He believes the final verdict would have favoured him if the nine-panel judges had studied the application thoroughly.
According him, he was stunned to hear the nine judges rule that he had no capacity to file a review because he was not a party to the original case.
“Honestly when they (Judges) read the ruling, some of us thought the judges should have gone through the application thoroughly before pronouncing their final verdict. If they have done that, they would have changed their minds,” he noted.
The Supreme Court threw out a review application by the PNC’s National Youth Organiser on Wednesday. By a 9-0 decision, the judges ruled that Abu Ramadan had no capacity to file a review because he was not a party to the original case.
The PNC youth leader had prayed the court in search of a review of a ruling which was handed in favour of PNC General Secretary Bernard Mornah months ago.
Mr. Mornah had earlier craved the Supreme Court to quash CI 74 (71) which made it impossible for a review of an election petition at the Supreme Court.
The same law also allowed judges hearing an Election Petition case to sit on holidays, a situation Bernard Mornah described as illegal. The court upheld the case of Mr. Mornah and ruled in his favor.
Speaking on PEACE FM’s ‘Kokrokoo’ Morning Show, Abu Ramadan stated that his outfit might seek a review of the ruling sooner or later.
“We think there is the need for the court to look at certain aspects of the law again and probably change the ruling again because the court might not have noted that areas well in the law before handing out the ruling,” he said.
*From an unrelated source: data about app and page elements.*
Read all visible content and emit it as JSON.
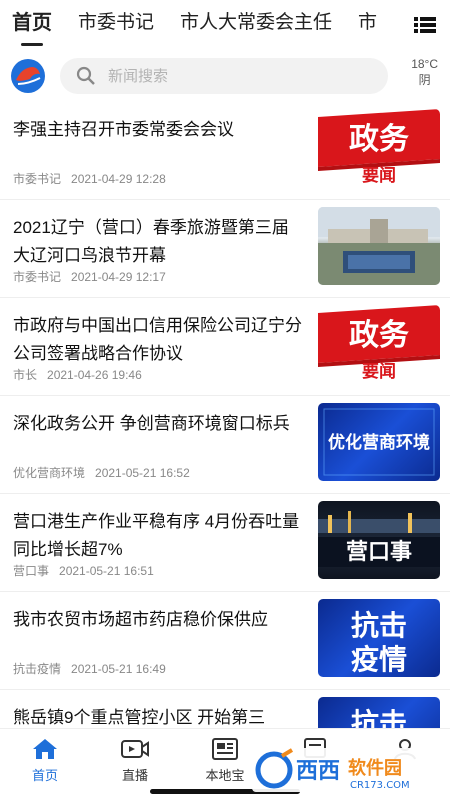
{
  "tabs": [
    "首页",
    "市委书记",
    "市人大常委会主任",
    "市"
  ],
  "search": {
    "placeholder": "新闻搜索"
  },
  "weather": {
    "temp": "18°C",
    "condition": "阴"
  },
  "news": [
    {
      "title": "李强主持召开市委常委会会议",
      "source": "市委书记",
      "time": "2021-04-29 12:28",
      "thumb": "政务要闻"
    },
    {
      "title": "2021辽宁（营口）春季旅游暨第三届大辽河口鸟浪节开幕",
      "source": "市委书记",
      "time": "2021-04-29 12:17",
      "thumb": "photo"
    },
    {
      "title": "市政府与中国出口信用保险公司辽宁分公司签署战略合作协议",
      "source": "市长",
      "time": "2021-04-26 19:46",
      "thumb": "政务要闻"
    },
    {
      "title": "深化政务公开 争创营商环境窗口标兵",
      "source": "优化营商环境",
      "time": "2021-05-21 16:52",
      "thumb": "优化营商环境"
    },
    {
      "title": "营口港生产作业平稳有序 4月份吞吐量同比增长超7%",
      "source": "营口事",
      "time": "2021-05-21 16:51",
      "thumb": "营口事"
    },
    {
      "title": "我市农贸市场超市药店稳价保供应",
      "source": "抗击疫情",
      "time": "2021-05-21 16:49",
      "thumb": "抗击疫情"
    },
    {
      "title": "熊岳镇9个重点管控小区 开始第三",
      "source": "",
      "time": "",
      "thumb": "抗击"
    }
  ],
  "thumb_text": {
    "zw_top": "政务",
    "zw_bottom": "要闻",
    "yh": "优化营商环境",
    "yk": "营口事",
    "kj_top": "抗击",
    "kj_bottom": "疫情"
  },
  "bottom_nav": [
    {
      "label": "首页",
      "icon": "home-icon",
      "active": true
    },
    {
      "label": "直播",
      "icon": "video-icon",
      "active": false
    },
    {
      "label": "本地宝",
      "icon": "newspaper-icon",
      "active": false
    },
    {
      "label": "",
      "icon": "layers-icon",
      "active": false
    },
    {
      "label": "",
      "icon": "user-icon",
      "active": false
    }
  ],
  "watermark": {
    "brand": "西西",
    "suffix": "软件园",
    "domain": "CR173.COM"
  },
  "colors": {
    "accent": "#1e6fd9",
    "red": "#d9161b"
  }
}
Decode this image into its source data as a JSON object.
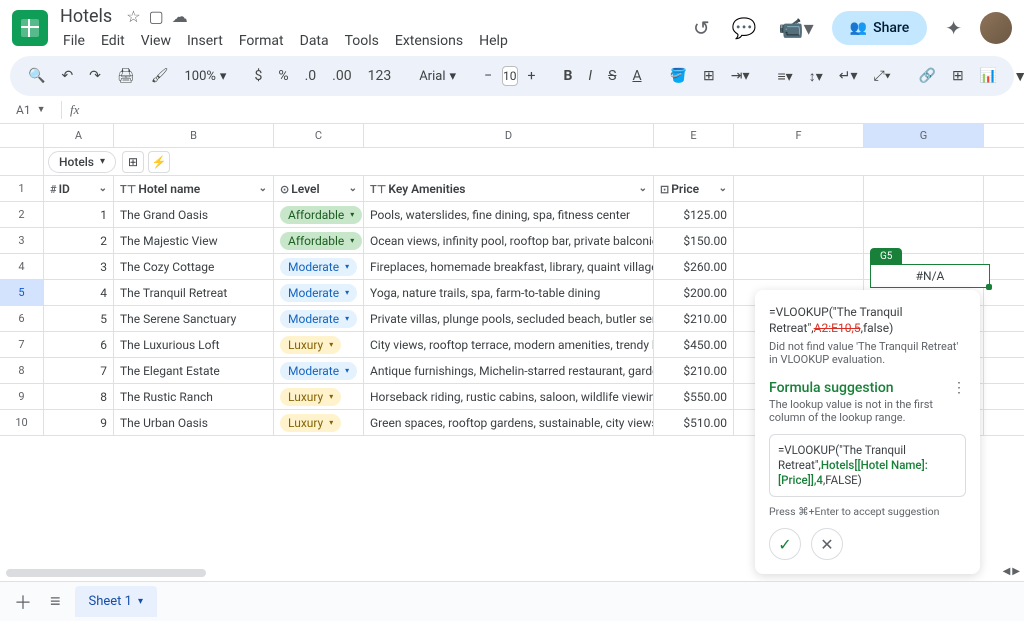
{
  "doc": {
    "title": "Hotels"
  },
  "menu": [
    "File",
    "Edit",
    "View",
    "Insert",
    "Format",
    "Data",
    "Tools",
    "Extensions",
    "Help"
  ],
  "topbar": {
    "share": "Share"
  },
  "toolbar": {
    "zoom": "100%",
    "font": "Arial",
    "fontsize": "10"
  },
  "namebox": {
    "ref": "A1"
  },
  "columns": [
    "A",
    "B",
    "C",
    "D",
    "E",
    "F",
    "G"
  ],
  "table_chip": "Hotels",
  "headers": {
    "id": "ID",
    "name": "Hotel name",
    "level": "Level",
    "amen": "Key Amenities",
    "price": "Price"
  },
  "rows": [
    {
      "n": "2",
      "id": "1",
      "name": "The Grand Oasis",
      "level": "Affordable",
      "lvl": "aff",
      "amen": "Pools, waterslides, fine dining, spa, fitness center",
      "price": "$125.00"
    },
    {
      "n": "3",
      "id": "2",
      "name": "The Majestic View",
      "level": "Affordable",
      "lvl": "aff",
      "amen": "Ocean views, infinity pool, rooftop bar, private balconies",
      "price": "$150.00"
    },
    {
      "n": "4",
      "id": "3",
      "name": "The Cozy Cottage",
      "level": "Moderate",
      "lvl": "mod",
      "amen": "Fireplaces, homemade breakfast, library, quaint village charm",
      "price": "$260.00"
    },
    {
      "n": "5",
      "id": "4",
      "name": "The Tranquil Retreat",
      "level": "Moderate",
      "lvl": "mod",
      "amen": "Yoga, nature trails, spa, farm-to-table dining",
      "price": "$200.00"
    },
    {
      "n": "6",
      "id": "5",
      "name": "The Serene Sanctuary",
      "level": "Moderate",
      "lvl": "mod",
      "amen": "Private villas, plunge pools, secluded beach, butler service",
      "price": "$210.00"
    },
    {
      "n": "7",
      "id": "6",
      "name": "The Luxurious Loft",
      "level": "Luxury",
      "lvl": "lux",
      "amen": "City views, rooftop terrace, modern amenities, trendy bar",
      "price": "$450.00"
    },
    {
      "n": "8",
      "id": "7",
      "name": "The Elegant Estate",
      "level": "Moderate",
      "lvl": "mod",
      "amen": "Antique furnishings, Michelin-starred restaurant, gardens",
      "price": "$210.00"
    },
    {
      "n": "9",
      "id": "8",
      "name": "The Rustic Ranch",
      "level": "Luxury",
      "lvl": "lux",
      "amen": "Horseback riding, rustic cabins, saloon, wildlife viewing",
      "price": "$550.00"
    },
    {
      "n": "10",
      "id": "9",
      "name": "The Urban Oasis",
      "level": "Luxury",
      "lvl": "lux",
      "amen": "Green spaces, rooftop gardens, sustainable, city views",
      "price": "$510.00"
    }
  ],
  "g5": {
    "tag": "G5",
    "value": "#N/A"
  },
  "popup": {
    "f_pre": "=VLOOKUP(\"The Tranquil Retreat\",",
    "f_strike": "A2:E10,5",
    "f_post": ",false)",
    "err": "Did not find value 'The Tranquil Retreat' in VLOOKUP evaluation.",
    "title": "Formula suggestion",
    "desc": "The lookup value is not in the first column of the lookup range.",
    "s_pre": "=VLOOKUP(\"The Tranquil Retreat\",",
    "s_grn": "Hotels[[Hotel Name]:[Price]],4",
    "s_post": ",FALSE)",
    "hint": "Press ⌘+Enter to accept suggestion"
  },
  "bottom": {
    "sheet": "Sheet 1"
  }
}
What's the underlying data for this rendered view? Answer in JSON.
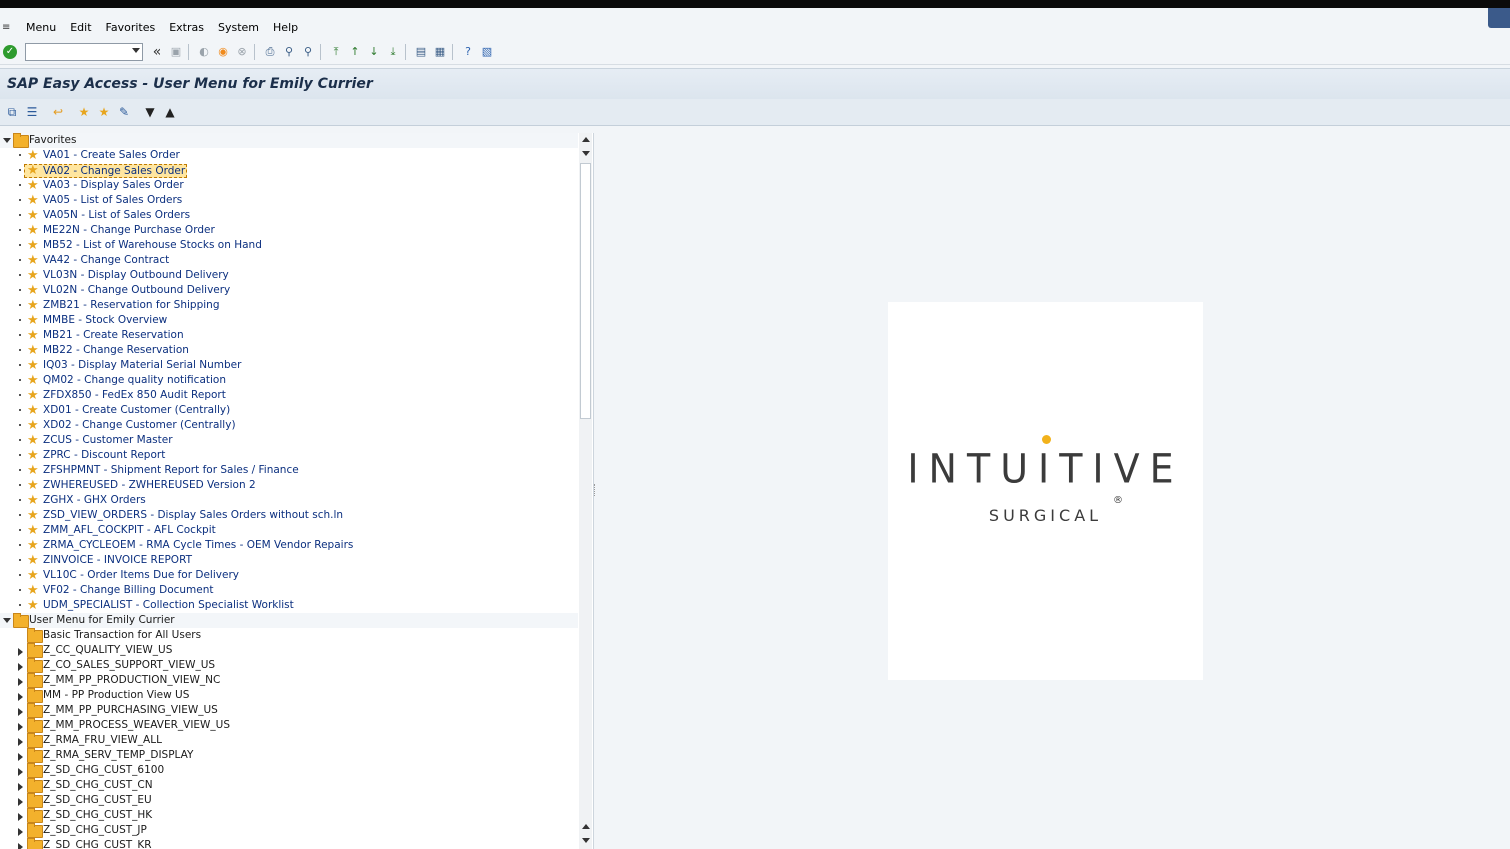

“Before going to court, truly we knew yes…we were not parties to the matter but we felt that this being an Election Petition suit (and having a bearing on us all as Ghanaians), we could get the court to really see the need for us to be heard in the matter…but the judges felt the rules of court still stands…,” he added.